(INPUT DATA begins)

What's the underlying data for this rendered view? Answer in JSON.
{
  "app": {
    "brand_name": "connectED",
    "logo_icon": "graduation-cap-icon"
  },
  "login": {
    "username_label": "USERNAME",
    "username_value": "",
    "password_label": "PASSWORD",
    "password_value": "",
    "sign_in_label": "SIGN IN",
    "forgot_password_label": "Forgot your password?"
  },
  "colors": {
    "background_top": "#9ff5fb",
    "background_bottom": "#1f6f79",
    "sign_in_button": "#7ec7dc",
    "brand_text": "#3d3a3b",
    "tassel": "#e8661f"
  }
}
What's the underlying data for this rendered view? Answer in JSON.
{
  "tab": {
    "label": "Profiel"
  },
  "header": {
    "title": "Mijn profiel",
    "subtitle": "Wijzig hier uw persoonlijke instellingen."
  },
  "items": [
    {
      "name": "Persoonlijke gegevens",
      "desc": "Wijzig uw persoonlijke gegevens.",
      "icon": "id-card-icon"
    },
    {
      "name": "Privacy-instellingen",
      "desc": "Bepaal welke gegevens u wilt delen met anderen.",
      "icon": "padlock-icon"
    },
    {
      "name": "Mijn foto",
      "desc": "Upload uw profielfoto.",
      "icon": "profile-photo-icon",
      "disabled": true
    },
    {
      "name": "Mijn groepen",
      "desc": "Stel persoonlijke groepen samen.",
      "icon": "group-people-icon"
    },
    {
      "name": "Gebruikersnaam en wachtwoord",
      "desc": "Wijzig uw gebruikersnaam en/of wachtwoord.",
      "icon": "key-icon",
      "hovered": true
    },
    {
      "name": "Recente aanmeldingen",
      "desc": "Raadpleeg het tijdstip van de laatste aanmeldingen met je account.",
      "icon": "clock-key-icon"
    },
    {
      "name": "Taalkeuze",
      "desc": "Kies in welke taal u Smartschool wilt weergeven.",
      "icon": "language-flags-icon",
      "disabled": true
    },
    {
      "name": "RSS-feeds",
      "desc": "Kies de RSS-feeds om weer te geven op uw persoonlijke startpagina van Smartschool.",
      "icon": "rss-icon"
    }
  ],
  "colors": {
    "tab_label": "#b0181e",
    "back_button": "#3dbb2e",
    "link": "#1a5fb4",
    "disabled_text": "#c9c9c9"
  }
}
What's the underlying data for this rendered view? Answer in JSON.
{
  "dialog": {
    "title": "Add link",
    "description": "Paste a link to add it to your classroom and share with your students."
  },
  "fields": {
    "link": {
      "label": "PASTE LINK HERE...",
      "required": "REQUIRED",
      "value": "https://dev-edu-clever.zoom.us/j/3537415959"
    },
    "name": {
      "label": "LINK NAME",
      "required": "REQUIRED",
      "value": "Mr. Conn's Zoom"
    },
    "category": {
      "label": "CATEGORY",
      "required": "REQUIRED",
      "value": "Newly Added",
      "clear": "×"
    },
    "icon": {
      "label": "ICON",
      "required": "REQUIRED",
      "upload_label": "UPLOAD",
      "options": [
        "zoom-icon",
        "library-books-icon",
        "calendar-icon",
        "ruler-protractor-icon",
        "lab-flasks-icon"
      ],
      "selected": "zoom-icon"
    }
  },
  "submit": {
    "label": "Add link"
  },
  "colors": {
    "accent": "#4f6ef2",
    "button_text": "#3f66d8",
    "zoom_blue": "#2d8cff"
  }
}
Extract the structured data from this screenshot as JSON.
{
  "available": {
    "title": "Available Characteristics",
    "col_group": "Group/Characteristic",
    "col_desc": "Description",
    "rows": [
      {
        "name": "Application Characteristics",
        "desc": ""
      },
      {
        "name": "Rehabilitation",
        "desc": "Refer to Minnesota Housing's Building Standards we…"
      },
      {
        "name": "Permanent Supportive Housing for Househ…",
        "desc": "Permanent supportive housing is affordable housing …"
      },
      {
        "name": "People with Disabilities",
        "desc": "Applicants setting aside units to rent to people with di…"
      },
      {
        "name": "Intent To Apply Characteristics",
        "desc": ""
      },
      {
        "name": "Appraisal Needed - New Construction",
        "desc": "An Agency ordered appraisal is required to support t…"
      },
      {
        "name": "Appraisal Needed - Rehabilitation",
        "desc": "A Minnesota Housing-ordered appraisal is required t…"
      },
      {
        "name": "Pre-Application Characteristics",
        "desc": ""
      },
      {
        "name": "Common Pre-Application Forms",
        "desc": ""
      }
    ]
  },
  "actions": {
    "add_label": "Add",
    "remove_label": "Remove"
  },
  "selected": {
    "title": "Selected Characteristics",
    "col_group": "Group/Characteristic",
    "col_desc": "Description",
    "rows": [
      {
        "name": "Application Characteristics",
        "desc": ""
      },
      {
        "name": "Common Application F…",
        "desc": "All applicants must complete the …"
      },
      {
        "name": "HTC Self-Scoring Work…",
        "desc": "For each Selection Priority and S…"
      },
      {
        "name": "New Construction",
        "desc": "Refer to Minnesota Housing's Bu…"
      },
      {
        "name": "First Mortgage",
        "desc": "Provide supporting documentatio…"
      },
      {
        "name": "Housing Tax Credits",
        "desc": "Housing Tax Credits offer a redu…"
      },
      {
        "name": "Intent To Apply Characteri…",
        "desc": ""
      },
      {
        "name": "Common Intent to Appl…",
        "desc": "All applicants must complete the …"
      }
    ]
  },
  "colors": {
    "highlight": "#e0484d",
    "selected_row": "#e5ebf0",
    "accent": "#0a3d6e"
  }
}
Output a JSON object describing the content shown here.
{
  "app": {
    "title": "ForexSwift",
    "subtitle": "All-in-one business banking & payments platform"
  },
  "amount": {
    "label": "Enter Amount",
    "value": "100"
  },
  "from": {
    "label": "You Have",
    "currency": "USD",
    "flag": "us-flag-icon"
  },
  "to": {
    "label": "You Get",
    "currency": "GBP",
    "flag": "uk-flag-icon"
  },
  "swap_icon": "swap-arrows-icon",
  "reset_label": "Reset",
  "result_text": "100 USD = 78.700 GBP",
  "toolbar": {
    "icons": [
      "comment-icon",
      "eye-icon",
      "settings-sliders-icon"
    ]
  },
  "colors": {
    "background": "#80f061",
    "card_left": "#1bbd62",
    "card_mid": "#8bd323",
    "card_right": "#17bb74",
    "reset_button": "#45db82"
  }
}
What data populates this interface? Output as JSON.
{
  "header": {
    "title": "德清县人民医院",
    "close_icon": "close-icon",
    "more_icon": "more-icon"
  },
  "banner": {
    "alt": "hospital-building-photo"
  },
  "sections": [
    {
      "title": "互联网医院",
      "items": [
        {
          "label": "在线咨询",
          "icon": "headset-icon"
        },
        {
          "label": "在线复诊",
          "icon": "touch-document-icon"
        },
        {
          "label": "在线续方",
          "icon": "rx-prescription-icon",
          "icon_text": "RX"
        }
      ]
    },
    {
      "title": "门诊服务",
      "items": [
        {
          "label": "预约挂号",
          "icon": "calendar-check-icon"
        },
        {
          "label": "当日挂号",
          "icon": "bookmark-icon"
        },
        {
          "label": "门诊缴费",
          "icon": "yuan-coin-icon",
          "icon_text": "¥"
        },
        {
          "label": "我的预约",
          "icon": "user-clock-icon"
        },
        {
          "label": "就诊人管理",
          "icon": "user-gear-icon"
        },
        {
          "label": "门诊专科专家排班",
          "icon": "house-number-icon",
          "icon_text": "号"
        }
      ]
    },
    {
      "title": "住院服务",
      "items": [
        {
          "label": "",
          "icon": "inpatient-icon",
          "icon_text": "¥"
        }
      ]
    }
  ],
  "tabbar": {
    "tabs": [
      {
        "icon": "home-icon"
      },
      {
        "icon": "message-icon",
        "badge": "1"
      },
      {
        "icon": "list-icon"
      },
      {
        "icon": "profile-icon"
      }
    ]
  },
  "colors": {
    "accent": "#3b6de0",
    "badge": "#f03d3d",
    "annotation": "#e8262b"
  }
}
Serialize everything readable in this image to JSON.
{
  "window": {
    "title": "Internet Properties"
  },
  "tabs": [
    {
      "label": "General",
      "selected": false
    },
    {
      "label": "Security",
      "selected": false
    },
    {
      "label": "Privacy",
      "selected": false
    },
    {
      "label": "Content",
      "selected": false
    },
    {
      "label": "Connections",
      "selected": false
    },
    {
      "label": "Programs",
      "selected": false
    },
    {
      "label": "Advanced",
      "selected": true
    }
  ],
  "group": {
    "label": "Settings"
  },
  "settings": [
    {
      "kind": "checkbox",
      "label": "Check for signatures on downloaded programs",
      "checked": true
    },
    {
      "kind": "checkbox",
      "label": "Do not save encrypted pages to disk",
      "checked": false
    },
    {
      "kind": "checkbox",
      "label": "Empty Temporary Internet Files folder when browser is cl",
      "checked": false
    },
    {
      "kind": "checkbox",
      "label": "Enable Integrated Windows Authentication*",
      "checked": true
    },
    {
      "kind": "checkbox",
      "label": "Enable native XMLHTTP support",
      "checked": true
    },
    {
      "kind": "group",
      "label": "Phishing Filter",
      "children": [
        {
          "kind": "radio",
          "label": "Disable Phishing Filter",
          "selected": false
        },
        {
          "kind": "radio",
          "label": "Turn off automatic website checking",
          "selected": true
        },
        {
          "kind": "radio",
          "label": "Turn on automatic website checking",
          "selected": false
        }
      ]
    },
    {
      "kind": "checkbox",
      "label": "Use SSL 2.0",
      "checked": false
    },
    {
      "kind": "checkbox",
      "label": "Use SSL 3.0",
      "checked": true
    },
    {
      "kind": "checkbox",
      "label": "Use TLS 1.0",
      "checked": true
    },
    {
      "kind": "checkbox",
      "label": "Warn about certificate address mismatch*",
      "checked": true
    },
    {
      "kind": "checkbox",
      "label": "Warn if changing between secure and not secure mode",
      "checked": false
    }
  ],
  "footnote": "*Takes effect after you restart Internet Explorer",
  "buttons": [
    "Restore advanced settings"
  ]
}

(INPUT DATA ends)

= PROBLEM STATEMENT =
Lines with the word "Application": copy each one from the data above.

= OUTPUT OF THE TASK =
        "name": "Application Characteristics",
        "name": "Pre-Application Characteristics",
        "name": "Common Pre-Application Forms",
        "name": "Application Characteristics",
        "name": "Common Application F…",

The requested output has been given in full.